A Amy Grant: Thank You! I must tell you, I have done some television work, but I am grateful every day that I either am working in a town, or thinking about (working in a town) and to be working with Andrew and Jason. They are just great!

I must say Andrew is so respectful to all these people in the towns. Its really a pleasure. Its funny, because some of the people on the crew had worked on other reality shows - and some of the crew were with Survivor and its very typical for somebody to show up on their first day of work and yell, “Oh, thank goodness, a guilt-free job!” (Laughter) Not every reality show can let you feel like that.

Q Mike Parker of GrassRoots: Hi, me again. I’m playing devils advocate, but somebody's got to. I sat in my chair beside my wife and my teenaged daughter watching the show. They were blubbering… and I looked at my wife and she looks at me and I say “OK, how do ya do this without coming off totally manipulative?”

I’m watching the show and everyone is so pitiful with their wishes and wishes granted. It jerks at the heart strings. There's a certain part of the constituency that's gonna look at it and say “Oh, they’re just jerkin my chain.
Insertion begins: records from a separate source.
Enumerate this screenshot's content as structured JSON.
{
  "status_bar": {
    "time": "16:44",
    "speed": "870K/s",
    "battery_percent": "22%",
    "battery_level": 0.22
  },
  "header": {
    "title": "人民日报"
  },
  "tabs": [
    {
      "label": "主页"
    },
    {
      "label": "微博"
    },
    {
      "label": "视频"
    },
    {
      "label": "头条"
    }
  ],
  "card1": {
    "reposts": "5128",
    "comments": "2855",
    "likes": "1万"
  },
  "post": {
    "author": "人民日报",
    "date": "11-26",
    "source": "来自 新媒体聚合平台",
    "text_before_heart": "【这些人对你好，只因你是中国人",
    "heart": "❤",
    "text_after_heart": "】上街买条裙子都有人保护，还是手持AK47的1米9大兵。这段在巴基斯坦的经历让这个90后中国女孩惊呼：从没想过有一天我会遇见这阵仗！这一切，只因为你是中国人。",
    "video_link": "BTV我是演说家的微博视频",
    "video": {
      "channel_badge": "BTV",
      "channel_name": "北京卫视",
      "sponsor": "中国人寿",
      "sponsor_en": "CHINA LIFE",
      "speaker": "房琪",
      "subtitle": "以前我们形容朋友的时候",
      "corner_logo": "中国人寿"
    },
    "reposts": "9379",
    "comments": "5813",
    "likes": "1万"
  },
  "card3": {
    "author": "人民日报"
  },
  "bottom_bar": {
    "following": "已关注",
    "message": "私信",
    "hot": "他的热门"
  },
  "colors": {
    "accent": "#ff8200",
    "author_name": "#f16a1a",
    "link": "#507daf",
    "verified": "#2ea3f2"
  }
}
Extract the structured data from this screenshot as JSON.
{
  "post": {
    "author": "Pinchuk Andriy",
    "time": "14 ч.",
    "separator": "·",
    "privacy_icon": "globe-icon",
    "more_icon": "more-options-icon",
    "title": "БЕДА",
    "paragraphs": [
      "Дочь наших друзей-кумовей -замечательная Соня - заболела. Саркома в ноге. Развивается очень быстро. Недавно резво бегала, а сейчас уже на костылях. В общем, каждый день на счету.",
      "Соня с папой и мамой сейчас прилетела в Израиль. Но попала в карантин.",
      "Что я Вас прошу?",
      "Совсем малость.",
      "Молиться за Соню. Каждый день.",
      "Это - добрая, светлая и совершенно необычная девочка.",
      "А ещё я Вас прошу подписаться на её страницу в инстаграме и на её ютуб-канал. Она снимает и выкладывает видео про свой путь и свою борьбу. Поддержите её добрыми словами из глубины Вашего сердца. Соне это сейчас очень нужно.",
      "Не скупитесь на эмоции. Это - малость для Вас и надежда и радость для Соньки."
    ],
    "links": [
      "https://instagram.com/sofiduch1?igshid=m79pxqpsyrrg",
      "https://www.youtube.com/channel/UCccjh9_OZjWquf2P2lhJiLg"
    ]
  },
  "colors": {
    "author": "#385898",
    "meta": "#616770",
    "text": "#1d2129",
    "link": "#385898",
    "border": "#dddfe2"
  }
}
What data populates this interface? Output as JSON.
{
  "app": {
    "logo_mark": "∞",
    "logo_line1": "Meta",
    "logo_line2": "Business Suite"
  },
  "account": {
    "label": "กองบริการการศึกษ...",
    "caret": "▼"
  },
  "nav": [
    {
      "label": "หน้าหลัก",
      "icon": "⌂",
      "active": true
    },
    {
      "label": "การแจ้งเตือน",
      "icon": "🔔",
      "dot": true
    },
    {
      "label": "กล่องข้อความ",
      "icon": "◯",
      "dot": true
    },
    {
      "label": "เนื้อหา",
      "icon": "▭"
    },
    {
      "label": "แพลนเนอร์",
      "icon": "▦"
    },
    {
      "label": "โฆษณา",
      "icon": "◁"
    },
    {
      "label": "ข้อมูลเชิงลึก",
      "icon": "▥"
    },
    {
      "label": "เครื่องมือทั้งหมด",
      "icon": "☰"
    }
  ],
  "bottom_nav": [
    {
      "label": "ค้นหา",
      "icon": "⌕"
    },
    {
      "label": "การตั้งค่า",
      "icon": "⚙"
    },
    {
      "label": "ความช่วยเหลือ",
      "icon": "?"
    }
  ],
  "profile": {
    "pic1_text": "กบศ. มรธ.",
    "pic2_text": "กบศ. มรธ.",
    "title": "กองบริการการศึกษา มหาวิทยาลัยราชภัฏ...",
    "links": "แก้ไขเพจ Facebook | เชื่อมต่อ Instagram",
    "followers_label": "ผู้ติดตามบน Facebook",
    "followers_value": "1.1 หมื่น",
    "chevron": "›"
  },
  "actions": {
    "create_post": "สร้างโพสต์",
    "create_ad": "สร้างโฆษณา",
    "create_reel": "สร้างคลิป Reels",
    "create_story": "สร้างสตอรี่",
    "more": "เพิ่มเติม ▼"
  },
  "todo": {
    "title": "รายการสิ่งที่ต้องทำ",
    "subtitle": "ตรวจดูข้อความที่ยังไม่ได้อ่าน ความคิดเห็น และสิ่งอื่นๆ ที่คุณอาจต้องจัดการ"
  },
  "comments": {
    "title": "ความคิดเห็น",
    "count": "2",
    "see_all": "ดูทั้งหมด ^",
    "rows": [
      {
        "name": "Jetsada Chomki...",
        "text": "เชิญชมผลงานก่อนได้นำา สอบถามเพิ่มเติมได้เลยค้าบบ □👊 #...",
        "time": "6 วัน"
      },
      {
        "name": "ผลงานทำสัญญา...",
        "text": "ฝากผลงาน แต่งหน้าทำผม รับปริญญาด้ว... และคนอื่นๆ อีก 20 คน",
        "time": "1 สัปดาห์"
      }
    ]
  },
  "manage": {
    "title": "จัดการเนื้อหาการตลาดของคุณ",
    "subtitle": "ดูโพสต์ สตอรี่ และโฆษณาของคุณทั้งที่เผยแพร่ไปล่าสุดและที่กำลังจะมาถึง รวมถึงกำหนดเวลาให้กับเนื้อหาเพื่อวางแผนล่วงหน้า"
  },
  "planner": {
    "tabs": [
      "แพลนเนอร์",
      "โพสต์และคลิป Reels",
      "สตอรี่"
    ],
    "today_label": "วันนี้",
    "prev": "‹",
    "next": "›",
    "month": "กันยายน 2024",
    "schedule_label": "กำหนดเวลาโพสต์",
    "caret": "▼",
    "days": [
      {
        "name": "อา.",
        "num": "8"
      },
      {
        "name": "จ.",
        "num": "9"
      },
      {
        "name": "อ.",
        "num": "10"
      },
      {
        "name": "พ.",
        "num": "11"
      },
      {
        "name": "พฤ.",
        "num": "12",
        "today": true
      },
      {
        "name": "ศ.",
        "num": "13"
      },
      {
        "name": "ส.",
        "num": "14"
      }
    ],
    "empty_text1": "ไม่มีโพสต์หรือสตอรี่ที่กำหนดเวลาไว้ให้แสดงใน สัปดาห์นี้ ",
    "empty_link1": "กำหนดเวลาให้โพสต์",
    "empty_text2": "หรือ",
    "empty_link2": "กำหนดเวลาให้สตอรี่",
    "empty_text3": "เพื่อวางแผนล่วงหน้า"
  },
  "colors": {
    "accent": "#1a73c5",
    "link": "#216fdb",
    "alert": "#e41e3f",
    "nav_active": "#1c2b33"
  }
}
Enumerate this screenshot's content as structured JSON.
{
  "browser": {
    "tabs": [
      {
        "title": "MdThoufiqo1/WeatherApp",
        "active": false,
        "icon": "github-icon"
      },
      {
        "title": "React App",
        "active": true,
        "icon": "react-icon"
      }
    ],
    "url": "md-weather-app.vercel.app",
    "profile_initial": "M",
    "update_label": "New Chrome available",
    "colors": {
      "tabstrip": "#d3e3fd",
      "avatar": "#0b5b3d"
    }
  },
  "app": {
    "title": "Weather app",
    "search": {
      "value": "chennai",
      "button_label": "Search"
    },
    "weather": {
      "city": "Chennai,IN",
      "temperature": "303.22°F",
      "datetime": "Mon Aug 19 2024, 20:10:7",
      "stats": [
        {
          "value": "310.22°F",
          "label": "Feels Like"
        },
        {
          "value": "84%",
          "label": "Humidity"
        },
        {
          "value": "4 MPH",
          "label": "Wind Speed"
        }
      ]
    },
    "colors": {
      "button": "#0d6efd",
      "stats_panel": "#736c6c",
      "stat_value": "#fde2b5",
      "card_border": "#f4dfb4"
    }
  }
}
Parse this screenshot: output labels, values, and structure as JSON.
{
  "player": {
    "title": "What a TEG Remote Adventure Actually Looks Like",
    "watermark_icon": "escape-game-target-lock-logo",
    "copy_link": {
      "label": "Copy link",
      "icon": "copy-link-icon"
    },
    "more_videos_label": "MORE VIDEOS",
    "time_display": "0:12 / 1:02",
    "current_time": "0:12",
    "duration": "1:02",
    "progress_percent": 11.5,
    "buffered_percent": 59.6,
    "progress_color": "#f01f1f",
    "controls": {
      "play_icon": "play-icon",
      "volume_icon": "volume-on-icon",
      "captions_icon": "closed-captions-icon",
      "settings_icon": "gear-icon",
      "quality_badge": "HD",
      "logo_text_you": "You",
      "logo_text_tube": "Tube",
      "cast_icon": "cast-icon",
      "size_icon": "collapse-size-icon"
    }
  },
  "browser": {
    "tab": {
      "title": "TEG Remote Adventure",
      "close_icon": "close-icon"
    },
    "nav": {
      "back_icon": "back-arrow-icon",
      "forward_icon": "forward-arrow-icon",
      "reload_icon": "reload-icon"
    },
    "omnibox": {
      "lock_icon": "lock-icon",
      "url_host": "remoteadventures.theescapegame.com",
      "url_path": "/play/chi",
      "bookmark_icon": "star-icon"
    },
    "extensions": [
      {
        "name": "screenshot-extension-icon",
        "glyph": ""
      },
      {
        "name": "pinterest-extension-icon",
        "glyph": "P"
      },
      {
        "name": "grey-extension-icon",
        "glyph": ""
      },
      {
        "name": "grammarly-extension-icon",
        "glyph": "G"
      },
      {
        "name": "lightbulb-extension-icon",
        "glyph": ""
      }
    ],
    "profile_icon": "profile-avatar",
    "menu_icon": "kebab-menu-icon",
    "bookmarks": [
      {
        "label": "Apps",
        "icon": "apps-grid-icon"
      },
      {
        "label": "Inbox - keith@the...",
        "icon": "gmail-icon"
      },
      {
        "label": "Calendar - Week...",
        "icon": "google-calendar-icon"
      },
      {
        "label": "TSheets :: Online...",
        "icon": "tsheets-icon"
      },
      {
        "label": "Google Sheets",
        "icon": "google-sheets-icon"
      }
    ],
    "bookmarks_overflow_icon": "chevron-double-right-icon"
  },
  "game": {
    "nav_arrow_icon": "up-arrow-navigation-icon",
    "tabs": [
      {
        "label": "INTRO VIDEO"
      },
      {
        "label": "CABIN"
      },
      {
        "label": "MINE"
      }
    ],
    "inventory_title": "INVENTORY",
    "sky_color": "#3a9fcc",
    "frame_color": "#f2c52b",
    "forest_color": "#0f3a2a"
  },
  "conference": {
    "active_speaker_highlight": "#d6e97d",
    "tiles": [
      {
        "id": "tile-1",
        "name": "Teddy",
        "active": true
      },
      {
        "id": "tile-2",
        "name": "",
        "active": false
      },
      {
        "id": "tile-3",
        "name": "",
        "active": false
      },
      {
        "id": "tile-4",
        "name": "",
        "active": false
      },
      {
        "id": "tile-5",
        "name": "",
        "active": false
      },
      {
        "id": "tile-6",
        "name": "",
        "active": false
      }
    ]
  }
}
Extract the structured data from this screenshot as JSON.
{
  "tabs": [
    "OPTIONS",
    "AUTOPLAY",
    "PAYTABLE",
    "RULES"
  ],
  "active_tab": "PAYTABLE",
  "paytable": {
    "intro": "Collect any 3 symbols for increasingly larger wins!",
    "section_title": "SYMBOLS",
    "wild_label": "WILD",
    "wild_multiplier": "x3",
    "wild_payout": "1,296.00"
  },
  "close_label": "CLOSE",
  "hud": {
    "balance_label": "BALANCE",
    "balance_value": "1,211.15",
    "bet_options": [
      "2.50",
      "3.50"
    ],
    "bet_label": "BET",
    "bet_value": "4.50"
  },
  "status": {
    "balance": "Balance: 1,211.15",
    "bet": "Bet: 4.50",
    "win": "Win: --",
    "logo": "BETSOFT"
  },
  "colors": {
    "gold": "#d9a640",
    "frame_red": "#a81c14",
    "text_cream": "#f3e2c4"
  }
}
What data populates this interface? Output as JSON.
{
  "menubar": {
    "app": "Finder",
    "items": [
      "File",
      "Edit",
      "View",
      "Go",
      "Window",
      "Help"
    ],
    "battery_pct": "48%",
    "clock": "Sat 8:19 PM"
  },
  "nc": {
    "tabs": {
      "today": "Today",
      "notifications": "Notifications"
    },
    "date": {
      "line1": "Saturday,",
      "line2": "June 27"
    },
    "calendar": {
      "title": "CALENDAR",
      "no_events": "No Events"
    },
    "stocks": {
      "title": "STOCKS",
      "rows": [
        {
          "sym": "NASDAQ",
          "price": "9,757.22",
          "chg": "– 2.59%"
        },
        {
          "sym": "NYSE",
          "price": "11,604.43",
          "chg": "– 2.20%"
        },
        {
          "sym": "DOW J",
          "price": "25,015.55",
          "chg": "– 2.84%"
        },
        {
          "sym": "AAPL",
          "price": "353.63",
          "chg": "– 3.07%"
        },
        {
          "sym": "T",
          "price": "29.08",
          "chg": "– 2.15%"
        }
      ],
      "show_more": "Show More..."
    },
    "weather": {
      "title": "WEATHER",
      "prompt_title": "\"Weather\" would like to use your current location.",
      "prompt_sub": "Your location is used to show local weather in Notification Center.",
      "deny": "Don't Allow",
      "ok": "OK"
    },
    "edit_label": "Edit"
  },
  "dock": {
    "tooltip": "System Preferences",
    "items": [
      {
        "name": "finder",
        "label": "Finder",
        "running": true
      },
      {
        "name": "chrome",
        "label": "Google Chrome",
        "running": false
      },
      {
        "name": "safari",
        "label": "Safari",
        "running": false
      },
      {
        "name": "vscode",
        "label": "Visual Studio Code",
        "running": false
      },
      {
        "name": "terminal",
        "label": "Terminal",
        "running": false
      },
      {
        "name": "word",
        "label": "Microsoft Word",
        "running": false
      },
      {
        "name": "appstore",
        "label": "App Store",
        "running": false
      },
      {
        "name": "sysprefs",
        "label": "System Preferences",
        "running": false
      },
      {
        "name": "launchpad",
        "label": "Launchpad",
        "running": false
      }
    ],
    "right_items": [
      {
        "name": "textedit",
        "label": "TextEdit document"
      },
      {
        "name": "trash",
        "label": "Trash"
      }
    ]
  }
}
This really doesn't happen in real life. This is all comprised just to get me to feel good.”

A Andrew Glassman: Ill take that one. I can appreciate that. In an age where even the most trusted newspapers in the world haven't been totally on the level with its readers, I think healthy skepticism is ok, but what you're watching is real. The reactions that you're seeing in peoples faces and the gratitude that they feel and the changes in their lives, the situations that they are in - those are real stories that we are coming upon. The people in our show are not actors. They are regular people and we are looking for the most deserving among them.

Some of the other reality shows you watch on TV… the people in the shows are aspiring actors or they want their fifteen minutes of fame or they want to be written about in People or Us magazines. Our show is much different. These are not generally people who want to be on television. They are people who are caught in an emotional crossroads in their lives and genuinely asking for a little help. I respect that you look at things that you see on TV in that way, but I think the proof is in their faces and their words that the changes we are trying to help them make in their lives are very real.

A Amy Grant: And Mike, I also want to throw in that when we filmed the show in Senora, (and a lot of pilots were filmed for NBC!), they chose six shows to pick up. I remember a few of us discussing that whether or not this show is picked up, every town that we go to the effect that our input provides for these peoples lives remains! Abby Castleberry even as we speak is in the middle of her second surgery. All that happened because of NBC. they’re still footing the bill. Some of the therapies for people, the rehabilitation opportunities, the rent being paid for the first year while somebody gets their legs under them, those things are all very real changes! Does the (sic) music make you cry a little bit? Yes, underneath the beautiful editing, but trust me we were all crying there! There are no fingers crossed on this show. It is what it is - an amazing use of Network dollars to pay, and sponsorship money to do amazing philanthropic things in peoples lives!

This article was written from comments made during a telephone interview with Amy Grant and Andrew Glassman and edited to the best of my ability. I apologize for any incorrect spellings of names or comments.

Read Sheri McMurray's article about THREE WISHES